|The first excerpt represents the element of Air. It speaks of mental influences and the process of thought, and is drawn from Seraphita by Honore de Balzac:
visible world enables us to apprehend the immensity of the worlds
invisible. I know not if the time has come to speak thus to you, but I
would, ah, I would communicate to you the flame of my hopes! Perhaps
we may one day be together in the world where Love never dies."
"Why not here and now?" she said, murmuring.
"Nothing is stable here," he said, disdainfully. "The passing joys of
earthly love are gleams which reveal to certain souls the coming of
joys more durable; just as the discovery of a single law of nature
leads certain privileged beings to a conception of the system of the
universe. Our fleeting happiness here below is the forerunning proof
of another and a perfect happiness, just as the earth, a fragment of
|The second excerpt represents the element of Fire. It speaks of emotional influences and base passions, and is drawn from Life on the Mississippi by Mark Twain:

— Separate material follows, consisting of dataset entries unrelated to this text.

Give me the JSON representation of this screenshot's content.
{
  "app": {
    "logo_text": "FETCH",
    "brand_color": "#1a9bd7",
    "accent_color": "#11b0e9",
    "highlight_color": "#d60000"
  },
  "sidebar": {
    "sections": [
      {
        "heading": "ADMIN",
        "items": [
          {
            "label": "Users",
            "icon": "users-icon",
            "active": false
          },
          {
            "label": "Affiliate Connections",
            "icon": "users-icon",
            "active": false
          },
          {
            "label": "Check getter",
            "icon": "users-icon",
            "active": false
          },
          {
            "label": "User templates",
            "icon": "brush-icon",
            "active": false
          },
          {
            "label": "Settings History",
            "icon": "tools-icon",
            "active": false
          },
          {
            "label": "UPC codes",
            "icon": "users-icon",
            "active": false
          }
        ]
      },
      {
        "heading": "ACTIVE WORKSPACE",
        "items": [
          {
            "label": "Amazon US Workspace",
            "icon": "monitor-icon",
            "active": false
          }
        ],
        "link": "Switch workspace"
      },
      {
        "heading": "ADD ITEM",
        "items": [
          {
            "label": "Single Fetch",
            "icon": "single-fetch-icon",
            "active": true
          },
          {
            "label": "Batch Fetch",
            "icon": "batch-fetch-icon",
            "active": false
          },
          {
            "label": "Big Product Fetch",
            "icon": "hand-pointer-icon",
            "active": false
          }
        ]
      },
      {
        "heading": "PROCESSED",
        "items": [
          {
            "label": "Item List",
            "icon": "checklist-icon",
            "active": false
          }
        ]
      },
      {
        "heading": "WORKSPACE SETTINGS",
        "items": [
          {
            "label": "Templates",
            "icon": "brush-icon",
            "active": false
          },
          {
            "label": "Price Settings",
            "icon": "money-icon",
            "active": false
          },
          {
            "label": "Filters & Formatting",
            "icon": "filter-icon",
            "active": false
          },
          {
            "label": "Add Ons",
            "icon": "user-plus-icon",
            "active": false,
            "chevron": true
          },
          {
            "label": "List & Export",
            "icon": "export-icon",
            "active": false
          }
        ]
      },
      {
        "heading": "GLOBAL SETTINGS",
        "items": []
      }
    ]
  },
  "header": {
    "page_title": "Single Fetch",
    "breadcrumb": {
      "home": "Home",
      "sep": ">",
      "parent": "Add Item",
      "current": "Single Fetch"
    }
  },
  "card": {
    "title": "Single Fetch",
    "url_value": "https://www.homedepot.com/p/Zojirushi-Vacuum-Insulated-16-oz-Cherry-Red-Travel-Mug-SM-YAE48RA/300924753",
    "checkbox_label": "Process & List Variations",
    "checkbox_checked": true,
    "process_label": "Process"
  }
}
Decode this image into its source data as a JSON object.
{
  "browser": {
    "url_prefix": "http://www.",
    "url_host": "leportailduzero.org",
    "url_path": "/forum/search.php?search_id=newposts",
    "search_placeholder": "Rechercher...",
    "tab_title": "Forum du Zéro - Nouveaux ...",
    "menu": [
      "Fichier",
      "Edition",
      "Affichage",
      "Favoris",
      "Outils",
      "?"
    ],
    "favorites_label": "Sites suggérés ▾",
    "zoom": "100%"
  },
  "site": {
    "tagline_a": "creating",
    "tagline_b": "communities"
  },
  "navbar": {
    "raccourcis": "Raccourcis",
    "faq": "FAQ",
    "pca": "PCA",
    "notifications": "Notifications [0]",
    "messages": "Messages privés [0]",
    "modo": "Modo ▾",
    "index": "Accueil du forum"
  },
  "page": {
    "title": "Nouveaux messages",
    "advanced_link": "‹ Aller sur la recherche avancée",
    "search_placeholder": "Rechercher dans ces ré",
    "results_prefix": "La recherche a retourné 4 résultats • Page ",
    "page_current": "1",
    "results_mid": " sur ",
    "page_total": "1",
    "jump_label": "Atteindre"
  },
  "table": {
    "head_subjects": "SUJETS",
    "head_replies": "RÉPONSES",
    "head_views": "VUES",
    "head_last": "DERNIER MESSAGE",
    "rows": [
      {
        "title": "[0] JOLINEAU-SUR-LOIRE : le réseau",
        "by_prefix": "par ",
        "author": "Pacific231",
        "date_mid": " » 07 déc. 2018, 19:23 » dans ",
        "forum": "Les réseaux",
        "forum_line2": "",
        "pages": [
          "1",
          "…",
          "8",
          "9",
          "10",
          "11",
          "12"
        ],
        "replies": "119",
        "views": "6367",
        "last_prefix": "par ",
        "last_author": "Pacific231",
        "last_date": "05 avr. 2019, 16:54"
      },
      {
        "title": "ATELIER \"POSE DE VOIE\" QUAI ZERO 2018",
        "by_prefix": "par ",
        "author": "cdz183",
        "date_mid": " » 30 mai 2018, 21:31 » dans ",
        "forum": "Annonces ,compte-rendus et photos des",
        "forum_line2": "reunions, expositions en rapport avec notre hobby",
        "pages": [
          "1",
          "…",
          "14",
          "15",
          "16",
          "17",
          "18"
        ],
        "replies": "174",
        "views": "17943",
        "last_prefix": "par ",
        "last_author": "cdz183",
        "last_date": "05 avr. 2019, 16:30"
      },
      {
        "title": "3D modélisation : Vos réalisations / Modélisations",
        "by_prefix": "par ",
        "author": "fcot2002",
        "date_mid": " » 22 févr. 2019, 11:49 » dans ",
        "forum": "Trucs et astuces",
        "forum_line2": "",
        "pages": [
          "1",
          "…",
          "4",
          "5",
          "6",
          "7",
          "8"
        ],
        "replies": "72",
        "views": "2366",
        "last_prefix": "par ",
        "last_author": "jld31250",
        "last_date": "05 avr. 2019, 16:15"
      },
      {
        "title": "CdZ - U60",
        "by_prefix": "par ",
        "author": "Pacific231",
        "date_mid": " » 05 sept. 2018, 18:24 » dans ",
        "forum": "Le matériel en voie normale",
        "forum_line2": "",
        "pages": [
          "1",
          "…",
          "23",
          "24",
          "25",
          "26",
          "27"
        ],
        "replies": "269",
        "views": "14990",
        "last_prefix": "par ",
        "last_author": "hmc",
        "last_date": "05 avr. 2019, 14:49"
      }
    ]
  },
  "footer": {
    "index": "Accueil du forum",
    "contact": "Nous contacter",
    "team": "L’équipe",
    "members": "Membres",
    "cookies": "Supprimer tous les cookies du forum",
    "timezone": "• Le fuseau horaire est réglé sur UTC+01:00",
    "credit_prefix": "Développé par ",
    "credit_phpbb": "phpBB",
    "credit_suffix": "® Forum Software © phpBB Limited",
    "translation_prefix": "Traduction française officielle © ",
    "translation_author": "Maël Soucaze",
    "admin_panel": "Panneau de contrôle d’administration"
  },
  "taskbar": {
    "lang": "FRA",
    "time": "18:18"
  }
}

restoring Iamo to all his former beauty and manliness.
All rejoiced in the happy termination of their troubles,
and they had spent some time joyfully together, when Iamo said:
'Now I will divide the wampum,' and getting the belt which contained
it, he commenced with the eldest, giving it in equal portions.
But the youngest got the most splendid and beautiful,
as the bottom of the belt held the richest and rarest.
They were told that, since they had all once died, and were
restored to life, they were no longer mortal, but spirits,
and they were assigned different stations in the invisible world.
Only Mudjikewis's place was, however, named. He was to direct
|The third excerpt represents the element of Water. It speaks of pure spiritual influences and feelings of love, and is drawn from Philebus by Plato:
not say, as I was saying before, that our friends who are in this state of
mind, when harmless to others, are simply ridiculous?
PROTARCHUS: They are ridiculous.
SOCRATES: And do we not acknowledge this ignorance of theirs to be a
SOCRATES: And do we feel pain or pleasure in laughing at it?
PROTARCHUS: Clearly we feel pleasure.
SOCRATES: And was not envy the source of this pleasure which we feel at
the misfortunes of friends?
|The fourth excerpt represents the element of Earth. It speaks of physical influences and the impact of the unseen on the visible world, and is drawn from The Market-Place by Harold Frederic:
much interest, but the sum of their message appeared
suddenly to catch his attention. He sat upright,
and after a moment's frowning brown study, looked sharply
up at his sister.
"What was his name?" he asked with abruptness.
"I don't in the least remember," she made answer, holding the
desk-top up, but temporarily suspending her search.
"He was a little man, five-and-fifty, I should think.
He had long grey hair--a kind of Quaker-looking man.
He said he saw the name over the door, and he remembered
your telling him your people were booksellers. He only